It is true that the Croats will continue to create about the National Club Identity Policy, and most of the clubs of ethnic origin have simply moved on, happy to be known simply by their district or nicknames. This is their right and their prerogative. But just as Essendon Royals are unlikely to revert back to Unione Sportiva Triestina, no club should never be forced to change in order to justify their existence.
A spokesperson for Gwelup Croatia told me there was “no way” they would have changed their name if asked by FFA. Although FFA assure us it’s not the case, it feels as if a battle may have been narrowly avoided. Still, it remains fundamentally different for the membership of a soccer club to decide to change their name, logo or jersey in order to seek broad based approval than for that change to be forced upon them arbitrarily by a administrative body they did not elect to be governed by.
During the recent Asian Cup, soccer-mad Australians of Iranian, Korean, Iraqi and Palestinian heritage support their national teams, bringing with them all the colour and passion that makes soccer “the world game”. Many of these communities have quietly begun their own clubs and federations independently of FFA. There’s Chinese, Lebanese, Somalian and Iranian soccer associations, just to name a few, and many of the people involved in these are aware that FFA don’t want them to form new ethnic clubs. Is this the message that FFA wants to send to the wider community? And as soccer fans, are we complicit in endorsing this message?
At some point, lest we argue about this for another 50 years, we’re going to have to accept that in a multicultural society ‘Croatia’ is not foreign, nor is ‘Maccabi Hakoah’, nor is ‘’ for that matter.
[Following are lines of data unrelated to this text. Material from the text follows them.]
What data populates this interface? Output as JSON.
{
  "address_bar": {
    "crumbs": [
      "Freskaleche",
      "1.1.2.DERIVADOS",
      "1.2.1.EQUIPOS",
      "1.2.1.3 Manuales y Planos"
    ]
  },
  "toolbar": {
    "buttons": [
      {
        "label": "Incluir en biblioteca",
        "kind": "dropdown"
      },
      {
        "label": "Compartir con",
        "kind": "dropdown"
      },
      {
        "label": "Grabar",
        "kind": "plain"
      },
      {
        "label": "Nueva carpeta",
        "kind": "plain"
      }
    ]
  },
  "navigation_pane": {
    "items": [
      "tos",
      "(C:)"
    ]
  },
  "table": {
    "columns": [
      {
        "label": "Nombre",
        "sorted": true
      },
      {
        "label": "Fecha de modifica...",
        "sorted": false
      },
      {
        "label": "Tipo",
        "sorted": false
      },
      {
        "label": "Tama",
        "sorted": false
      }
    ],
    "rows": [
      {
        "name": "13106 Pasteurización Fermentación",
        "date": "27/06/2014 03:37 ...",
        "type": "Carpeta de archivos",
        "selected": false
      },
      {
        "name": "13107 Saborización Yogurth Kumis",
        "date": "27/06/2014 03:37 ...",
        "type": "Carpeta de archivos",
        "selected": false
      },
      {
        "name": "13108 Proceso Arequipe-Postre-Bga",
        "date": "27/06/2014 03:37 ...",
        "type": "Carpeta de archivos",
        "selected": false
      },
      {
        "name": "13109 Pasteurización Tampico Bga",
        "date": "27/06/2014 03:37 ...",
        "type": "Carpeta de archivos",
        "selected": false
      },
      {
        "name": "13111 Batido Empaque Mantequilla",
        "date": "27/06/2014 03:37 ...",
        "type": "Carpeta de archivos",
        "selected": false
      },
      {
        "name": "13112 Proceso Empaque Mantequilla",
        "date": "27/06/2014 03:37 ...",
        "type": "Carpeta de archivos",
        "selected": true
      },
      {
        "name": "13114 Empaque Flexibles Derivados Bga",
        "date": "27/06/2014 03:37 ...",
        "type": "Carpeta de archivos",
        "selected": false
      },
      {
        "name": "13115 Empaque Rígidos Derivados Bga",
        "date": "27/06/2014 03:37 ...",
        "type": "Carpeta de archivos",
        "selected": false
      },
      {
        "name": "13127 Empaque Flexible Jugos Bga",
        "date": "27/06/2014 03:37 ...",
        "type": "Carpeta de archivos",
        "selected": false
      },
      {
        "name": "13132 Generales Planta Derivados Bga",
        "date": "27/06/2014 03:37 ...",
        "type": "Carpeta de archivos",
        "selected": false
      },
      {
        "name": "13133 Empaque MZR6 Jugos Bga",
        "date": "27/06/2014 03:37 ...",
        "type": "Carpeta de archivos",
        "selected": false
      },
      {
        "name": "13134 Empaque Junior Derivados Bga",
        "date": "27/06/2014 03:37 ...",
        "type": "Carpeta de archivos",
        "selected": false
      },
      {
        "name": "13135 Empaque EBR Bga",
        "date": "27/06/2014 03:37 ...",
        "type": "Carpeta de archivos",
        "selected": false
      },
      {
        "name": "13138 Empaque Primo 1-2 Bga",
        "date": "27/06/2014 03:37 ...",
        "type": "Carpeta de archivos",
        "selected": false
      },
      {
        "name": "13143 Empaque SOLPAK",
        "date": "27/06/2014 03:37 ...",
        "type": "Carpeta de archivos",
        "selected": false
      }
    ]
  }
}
Once people arrive here and set down roots, their cultural inheritance becomes part of Australia. Even if we hate the Croats, we are all Gwelup Croatia.